Dr Yasuhiro NISHIMURA (ICRR)
Hybrid Photo-Detector (HPD) with an avalanche diode is one of the photo-sensor candidates for Hyper-K. It is considered to have a better performance in lower price than PMT in Super-K. We started a study of an 8-inch HPD developed by Hamamatsu Photonics and that of a 20-inch diameter will be provided within a few years. In Kamioka mine we have a plan to test the HPD in a 200-ton water...
Robert Svoboda (UC Davis)
LBNE photosensor R&D including light collection options
Dr Jiajie Ling (Brookhaven National Laboratory)
Large, deep, well shielded liquid detectors have become an important technology for the detection of neutrinos over a wide dynamic range of a few MeV to TeV. The critical component of this technology is the large format semi-hemispherical photo-multiplier tube with diameters in the range of 25 to 50cm. The survival of an assembled array of these photo-multiplier tubes under high hydrostatic...
Prof. S. K. Sundaram (Kazuo Inamori School of Engineering, Alfred University)
We have undertaken a detailed investigation of photomultiplier tube (PMT) glass fracture at Alfred University, in support of Brookhaven National Laboratory’s Long Baseline Neutrino Experiment (LBNE). The strength and lifetime prediction of the PMT glass are crucial to the success of the neutrino detection.

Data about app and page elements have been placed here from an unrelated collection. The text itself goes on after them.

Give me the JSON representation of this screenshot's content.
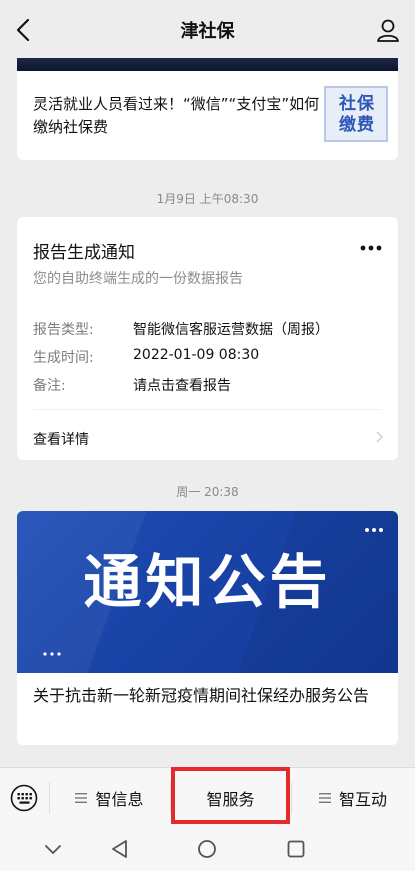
{
  "header": {
    "title": "津社保",
    "back_icon": "back-chevron-icon",
    "profile_icon": "person-icon"
  },
  "article": {
    "headline": "灵活就业人员看过来！“微信”“支付宝”如何缴纳社保费",
    "thumb_line1": "社保",
    "thumb_line2": "缴费"
  },
  "timestamps": [
    "1月9日 上午08:30",
    "周一 20:38"
  ],
  "report": {
    "title": "报告生成通知",
    "subtitle": "您的自助终端生成的一份数据报告",
    "rows": [
      {
        "label": "报告类型:",
        "value": "智能微信客服运营数据（周报）"
      },
      {
        "label": "生成时间:",
        "value": "2022-01-09 08:30"
      },
      {
        "label": "备注:",
        "value": "请点击查看报告"
      }
    ],
    "detail_link": "查看详情"
  },
  "announcement": {
    "banner_text": "通知公告",
    "caption": "关于抗击新一轮新冠疫情期间社保经办服务公告"
  },
  "bottom_menu": {
    "items": [
      {
        "label": "智信息",
        "has_menu_icon": true
      },
      {
        "label": "智服务",
        "has_menu_icon": false,
        "highlighted": true
      },
      {
        "label": "智互动",
        "has_menu_icon": true
      }
    ]
  },
  "colors": {
    "highlight": "#e32b2b",
    "banner_blue": "#1943a6",
    "background": "#ededed"
  }
}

Glass fracture is statistical in nature. Glasses are generally under constant state of...
Dr Fabrice Retiere (TRIUMF)
The baseline Hyper-K concept relies on 99,000 20” photomultiplier tubes (PMTs) to provide 20% photo-coverage. We are investigating solutions that would enhance the photo-coverage without compromising either contrast or timing resolution. Contrast roughly quantifies the fraction of photons detected that retain the Cerenkov light directional information over the total number of photons detected,...
Prof. Toru Iijima (Nagoya University)
The next generation neutrino experiments like the Hyper-Kamiokande requires cost-effective ways to instrument large volumes with O(10^(4−5)) pieces of photodetectors. Such photodetectors are required to have good effective quantum efficiency, large active area, high gain to allow use of simple and cheap electronics, and good time resolution to reconstruct the wave front of the Cherenkov cone....